3. RPM will continue reducing the need for in-person care
When it comes to how telehealth is shaping the future of healthcare, a huge piece of the puzzle is remote patient monitoring (RPM). Whether you’re tracking patients at home before surgery or checking in on medication adherence, RPM will be key to the future of telehealth nursing, medicine and care at large.
In the next few years, RPM will continue allowing providers to:
- Make more timely interventions
- Prioritize readmissions and reduce unnecessary in-person visits
- Allocate resources to high-risk patients first
- Manage transitions of care
- Test new technologies and care plans more effectively
Chronic care management
Chronic care management is one area where RPM is already revolutionizing care. For patients with conditions such as diabetes, obesity or heart disease, frequent in-person provider visits no longer feel necessary or cost-effective. Patients want new ways to manage their conditions at home.
RPM facilitates that by giving providers the tools they need to:
- Collect patient data with wearable technology and monitoring devices
- Use predictive algorithms to identify which patients need care now
- Track conditions such as sleep apnea, heart disease or COPD in real-time
- Stay connected with patients via health informatics, data integration and cloud technology
While RPM was a nice option to have pre-pandemic, today it’s the standard of care.
4. Reimbursements are the wild card
Currently, both government and commercial payors are reimbursing telehealth at the same rates as in-person visits.

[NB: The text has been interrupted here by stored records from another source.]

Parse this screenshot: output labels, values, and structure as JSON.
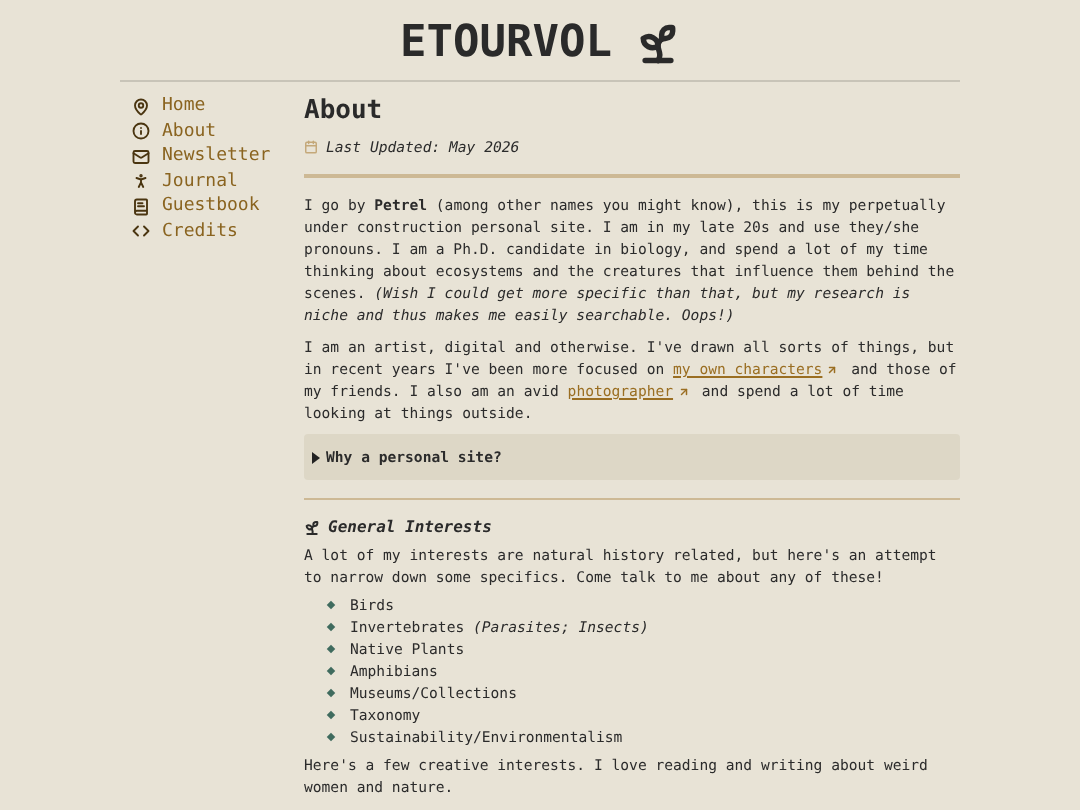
{
  "site_title": "ETOURVOL",
  "nav": [
    {
      "kind": "pin",
      "label": "Home"
    },
    {
      "kind": "info",
      "label": "About"
    },
    {
      "kind": "mail",
      "label": "Newsletter"
    },
    {
      "kind": "hiker",
      "label": "Journal"
    },
    {
      "kind": "book",
      "label": "Guestbook"
    },
    {
      "kind": "code",
      "label": "Credits"
    }
  ],
  "page": {
    "heading": "About",
    "last_updated": "Last Updated: May 2026",
    "paragraphs": [
      [
        {
          "kind": "text",
          "text": "I go by **Petrel** (among other names you might know), this is my perpetually under construction personal site. I am in my late 20s and use they/she pronouns. I am a Ph.D. candidate in biology, and spend a lot of my time thinking about ecosystems and the creatures that influence them behind the scenes. *(Wish I could get more specific than that, but my research is niche and thus makes me easily searchable. Oops!)*"
        }
      ],
      [
        {
          "kind": "text",
          "text": "I am an artist, digital and otherwise. I've drawn all sorts of things, but in recent years I've been more focused on "
        },
        {
          "kind": "link",
          "text": "my own characters"
        },
        {
          "kind": "text",
          "text": " and those of my friends. I also am an avid "
        },
        {
          "kind": "link",
          "text": "photographer"
        },
        {
          "kind": "text",
          "text": " and spend a lot of time looking at things outside."
        }
      ]
    ],
    "details": {
      "summary": "Why a personal site?",
      "expanded": false
    },
    "section": {
      "heading": "General Interests",
      "intro": "A lot of my interests are natural history related, but here's an attempt to narrow down some specifics. Come talk to me about any of these!",
      "items": [
        "Birds",
        "Invertebrates *(Parasites; Insects)*",
        "Native Plants",
        "Amphibians",
        "Museums/Collections",
        "Taxonomy",
        "Sustainability/Environmentalism"
      ],
      "outro": "Here's a few creative interests. I love reading and writing about weird women and nature."
    }
  }
}
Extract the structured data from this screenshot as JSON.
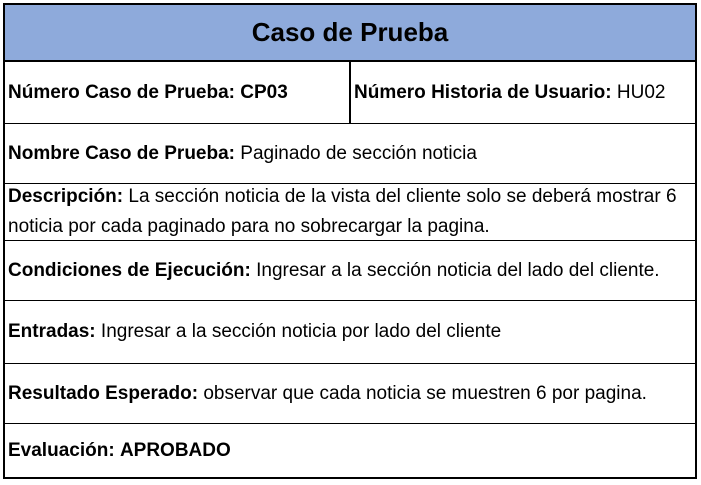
{
  "title": "Caso de Prueba",
  "numero_caso": {
    "label": "Número Caso de Prueba:",
    "value": "CP03"
  },
  "numero_historia": {
    "label": "Número Historia de Usuario:",
    "value": "HU02"
  },
  "nombre": {
    "label": "Nombre Caso de Prueba:",
    "value": "Paginado de sección noticia"
  },
  "descripcion": {
    "label": "Descripción:",
    "value": "La sección noticia de la vista del cliente solo se deberá mostrar 6 noticia por cada paginado para no sobrecargar la pagina."
  },
  "condiciones": {
    "label": "Condiciones de Ejecución:",
    "value": "Ingresar a la sección noticia del lado del cliente."
  },
  "entradas": {
    "label": "Entradas:",
    "value": "Ingresar a la sección noticia por lado del cliente"
  },
  "resultado": {
    "label": "Resultado Esperado:",
    "value": "observar que cada noticia se muestren 6 por pagina."
  },
  "evaluacion": {
    "label": "Evaluación:",
    "value": "APROBADO"
  },
  "colors": {
    "header_background": "#8eaadb",
    "border": "#000000"
  }
}
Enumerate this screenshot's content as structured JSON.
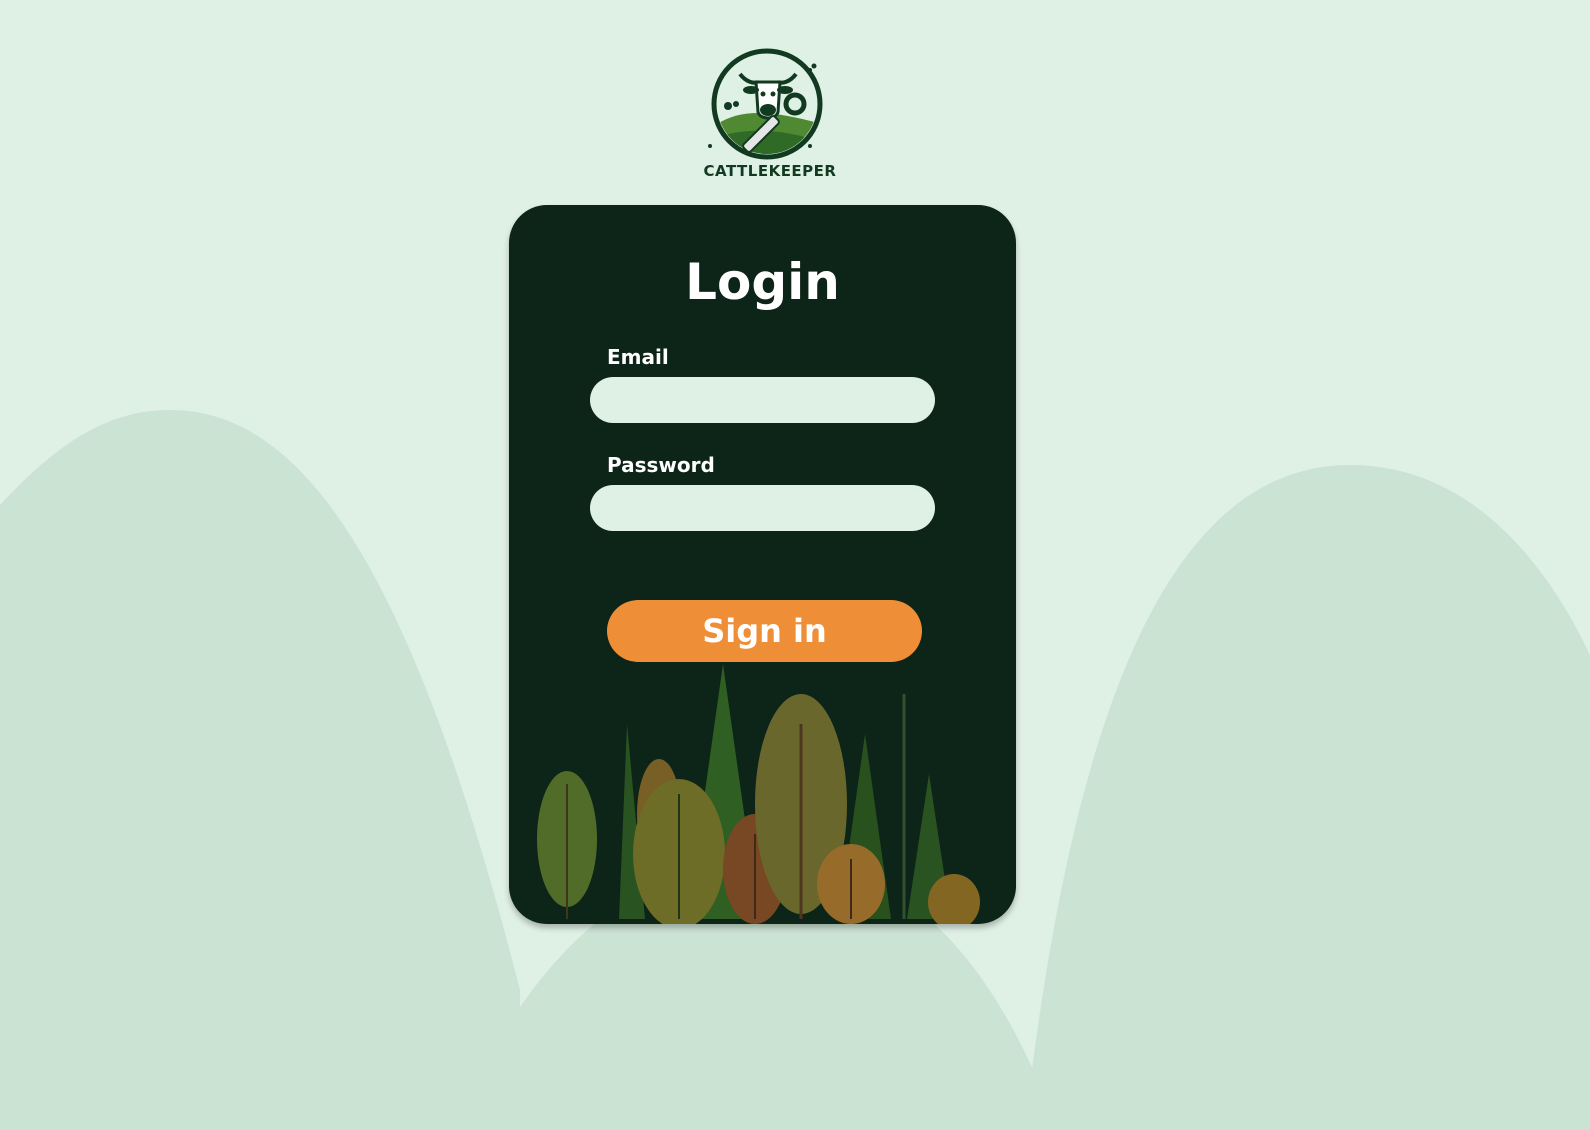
{
  "brand": {
    "name": "CATTLEKEEPER",
    "logo_icon": "cow-wrench-logo-icon"
  },
  "login_card": {
    "title": "Login",
    "email": {
      "label": "Email",
      "value": "",
      "placeholder": ""
    },
    "password": {
      "label": "Password",
      "value": "",
      "placeholder": ""
    },
    "submit_label": "Sign in",
    "illustration": "forest-illustration"
  },
  "colors": {
    "background": "#dff0e5",
    "hills": "#cbe3d3",
    "card": "#0d2418",
    "input": "#dff0e5",
    "button": "#ee8e36",
    "text_on_dark": "#ffffff"
  }
}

But as the state of emergency expires, providers are left to wonder: Is telehealth the future of healthcare when reimbursement is still up in the air? Providers will be following that question closely in the coming months and year.
The industry sees both pros and cons to telehealth reimbursement.
Telehealth reimbursement pros
- Telehealth often requires less clinical effort than in-person visits.
- Many patients feel the care they receive via telehealth is on par with in-person care.
- As some people return to in-person visits, telehealth use will settle, so continuing payment parity is less likely to cause runaway spending.
Telehealth reimbursement cons
- Some providers deliver less value via telehealth.
- Telehealth may have greater potential for fraud, abuse and overuse.
How will this be resolved? Right now, experts are recommending that insurers wait for post-state-of-emergency data on access, cost and quality before making a call on parity. However, the general consensus seems to be that telehealth can be used to reduce spending, improve access and prioritize the patient experience — it’s just a matter of how.
5. The consumer experience will inform all aspects of telehealth in the future
People have a choice when it comes to healthcare. As a provider, you’ve long known this to be true. However, many consumers haven’t viewed healthcare that way — until now.
The consumerization of healthcare accelerated rapidly over the past two years, including in the realm of telehealth. Patients today are far more likely to:
- Be proactive in their care.
- Have a stronger opinion and voice that opinion in the form of public feedback.
- Demand successful outcomes and high-quality experiences.
- Select providers who offer digital tools and technologies they want.
- Take advantage of the fact that competition between providers exists.
For providers, that means every telehealth effort has to consider the customer experience first and foremost.
PayGround and the future of telehealth
The connection between telehealth and online healthcare payments is clear. A technology like PayGround instantly improves your patient experience because it streamlines payments the same way you’re using telehealth to streamline patient care.
With PayGround, patients can:
- Make payments from any device
- Set up scheduled payments for recurring visits
- Feel safe knowing they’re using a fully PCI-compliant platform
- Securely store their payment information so they can pay with a single tap in the future
PayGround’s process will make the entire healthcare experience easier — and you’ll get paid faster, too.